Pensioned Off?

Until 1954 clergy pensions were provided from a separate fund financed by contributions from the clergy together with grants from the Church Commissioners and the Church Assembly. The assets of this fund were then transferred to the Church Commissioners who took on the responsibility of meeting the whole cost of provision of pension benefits from their investment income.

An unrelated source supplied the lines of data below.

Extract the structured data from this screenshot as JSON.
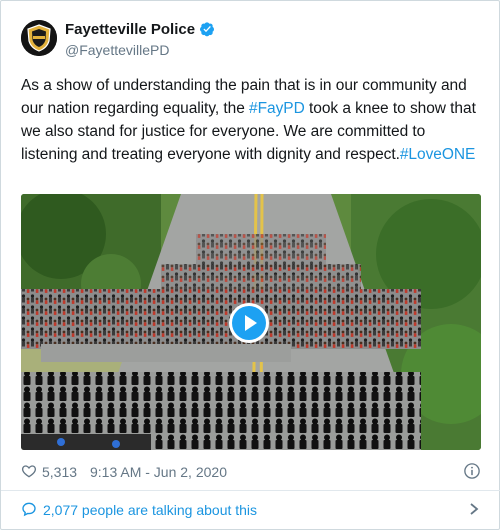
{
  "account": {
    "display_name": "Fayetteville Police",
    "handle": "@FayettevillePD",
    "verified": true,
    "avatar_icon": "police-badge-icon"
  },
  "tweet": {
    "text_before": "As a show of understanding the pain that is in our community and our nation regarding equality, the ",
    "hashtag_1": "#FayPD",
    "text_middle": " took a knee to show that we also stand for justice for everyone. We are committed to listening and treating everyone with dignity and respect.",
    "hashtag_2": "#LoveONE"
  },
  "media": {
    "type": "video",
    "description_icon": "play-icon"
  },
  "meta": {
    "likes": "5,313",
    "timestamp": "9:13 AM - Jun 2, 2020"
  },
  "conversation": {
    "label": "2,077 people are talking about this"
  },
  "colors": {
    "link": "#1b95e0",
    "text": "#14171a",
    "muted": "#657786",
    "verified": "#1da1f2"
  }
}
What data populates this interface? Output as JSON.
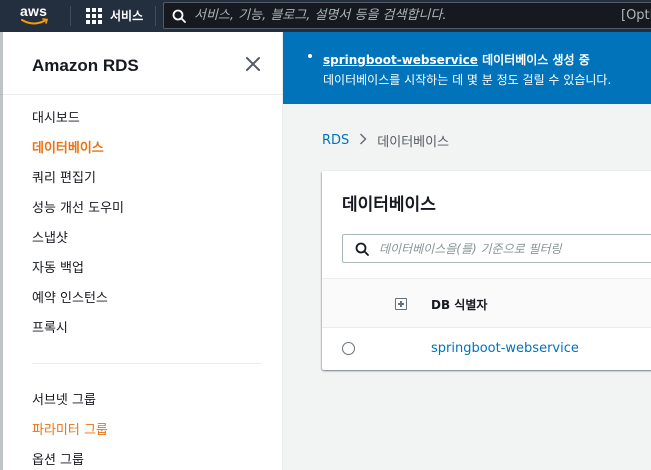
{
  "topnav": {
    "logo_text": "aws",
    "services_label": "서비스",
    "search_placeholder": "서비스, 기능, 블로그, 설명서 등을 검색합니다.",
    "search_hint": "[Opti"
  },
  "sidebar": {
    "title": "Amazon RDS",
    "items": [
      {
        "label": "대시보드"
      },
      {
        "label": "데이터베이스"
      },
      {
        "label": "쿼리 편집기"
      },
      {
        "label": "성능 개선 도우미"
      },
      {
        "label": "스냅샷"
      },
      {
        "label": "자동 백업"
      },
      {
        "label": "예약 인스턴스"
      },
      {
        "label": "프록시"
      }
    ],
    "items2": [
      {
        "label": "서브넷 그룹"
      },
      {
        "label": "파라미터 그룹"
      },
      {
        "label": "옵션 그룹"
      }
    ]
  },
  "flash": {
    "link_text": "springboot-webservice",
    "status_text": " 데이터베이스 생성 중",
    "message": "데이터베이스를 시작하는 데 몇 분 정도 걸릴 수 있습니다."
  },
  "breadcrumb": {
    "root": "RDS",
    "current": "데이터베이스"
  },
  "panel": {
    "title": "데이터베이스",
    "filter_placeholder": "데이터베이스을(를) 기준으로 필터링",
    "column_db_id": "DB 식별자",
    "rows": [
      {
        "db_id": "springboot-webservice"
      }
    ]
  },
  "colors": {
    "nav_bg": "#232f3e",
    "accent_orange": "#ec7211",
    "link_blue": "#0073bb",
    "flash_bg": "#0073bb"
  }
}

The annual cost of pension benefits has risen steadily over the years. In 1954 it amounted to a mere 7% of the Commissioners’ income, though this cost had risen to 24% by 1980 when a policy to improve pensions was approved by the General Synod. Expressed as ‘three aspirations’ which were fully achieved in 1990, it provided a full service pension equal to two-thirds of the previous year’s National Minimum Stipend for incumbents, a widow’s pension equal to two-thirds of the clergy pension and a retirement lump sum equal to three times the pension at retirement. Annual expenditure on pensions by then had risen to 35% of the Commissioners’ income (which had itself increased sharply over this period) reflecting increases in pensioner numbers, improvements in pension benefits and the impact of stipend increases. These factors have continued to affect costs and, coupled with the impact on the Commissioners’ resources of the poor performance of the property portfolio in the early 1990s, resulted in pensions absorbing over 50% of the Commissioners’ 1994 income.

The Lambeth Group, which was asked by the Archbishop of Canterbury in 1992 to report on the Commissioners’ borrowings and asset management, sought advice about the Commissioners’ pension liabilities from Bacon and Woodrow, a leading firm of consulting actuaries, who expressed the view that pension outgo would continue to rise as a percentage of investment income to about 57% by 2000, to 90% by 2010 and could rise further thereafter if no steps were taken to change the present arrangements.

Watsons (another leading firm of consulting actuaries who were appointed by the Commissioners to provide independent advice about their liabilities and investment strategy) in their Report of July 1994 confirmed Bacon and Woodrow’s advice that on realistic assumptions pensions would, over the medium term, gradually absorb all the Commissioners’ income if the current arrangements continued unaltered. This would mean that discretionary support for poorer dioceses would have to be extinguished altogether in fifteen years’ time and other non-pension expenditure thereafter.

Early corrective action was essential and the Commissioners, the Pensions Board and the Central Board of Finance worked together closely to evolve a common central understanding of what needed to be done. Regular consultations were also held with the House of Bishops and with the Chairmen and Secretaries of Diocesan Boards of Finance. Following these discussions a debate took place in General Synod in July 1995 when five key principles were approved as the ‘indispensable foundations of the proposed new arrangements’:

1 Recognition that the current arrangements for meeting the overall costs of ministry are not sustainable and that the base of financial support for the Church’s ministry must be widened and enlarged through increased giving and other means.

2 Confirmation by the Commissioners of their continuing commitment to meet their existing liability for past service including pension increments.

3 Pension contributions for future service to be raised from dioceses (through funds raised from parishes) ……… and invested in a separate fund.

4 Transitional provisions to phase in the impact of pension contributions on dioceses and parishes.

5 The introduction of legislation to empower the Commissioners to use capital for pension purposes.

As the next stage draft proposals for enabling legislation will be accompanied by reports to General Synod. As part of the overall process, a review of pension benefits is being conducted by the Pensions Board which will be making a report to Synod. Further consideration is also being given to the precise method by which the Commissioners will discharge their liability for past service benefits. It is intended that everything should be in place for the new financing arrangements to commence in 1998.

There is a misconception that actuarial consultants determine benefit levels, or for that matter the ultimate costs of the package chosen, but this is not the case. When determining rates of contributions actuaries make a number of financial and demographic assumptions which are regarded as realistic taken as a whole in the expectation that fluctuations in some of the factors will tend to balance each other out in the long run. An overall aim is normally for the rate of contribution – generally expressed as a percentage of the total pensionable pay-roll of scheme members – to be kept as stable as possible. Progress is monitored by carrying out triennial reviews both of the current position and the assumptions about the future.

Finally let me express a personal view that while the requirement for dioceses to make pension contributions will inevitably increase overall diocesan expenditure, these increased outgoings must be matched by increased levels of giving from ourselves. It would be very serious indeed if giving levels were to fall short because Church leaders were unable to sustain the confidence lay people have in the Church of England and the message it is committed to proclaim.

Trevor Stevenson is a member of the Pensions Board and has recently been elected to the General Synod’s Standing Committee.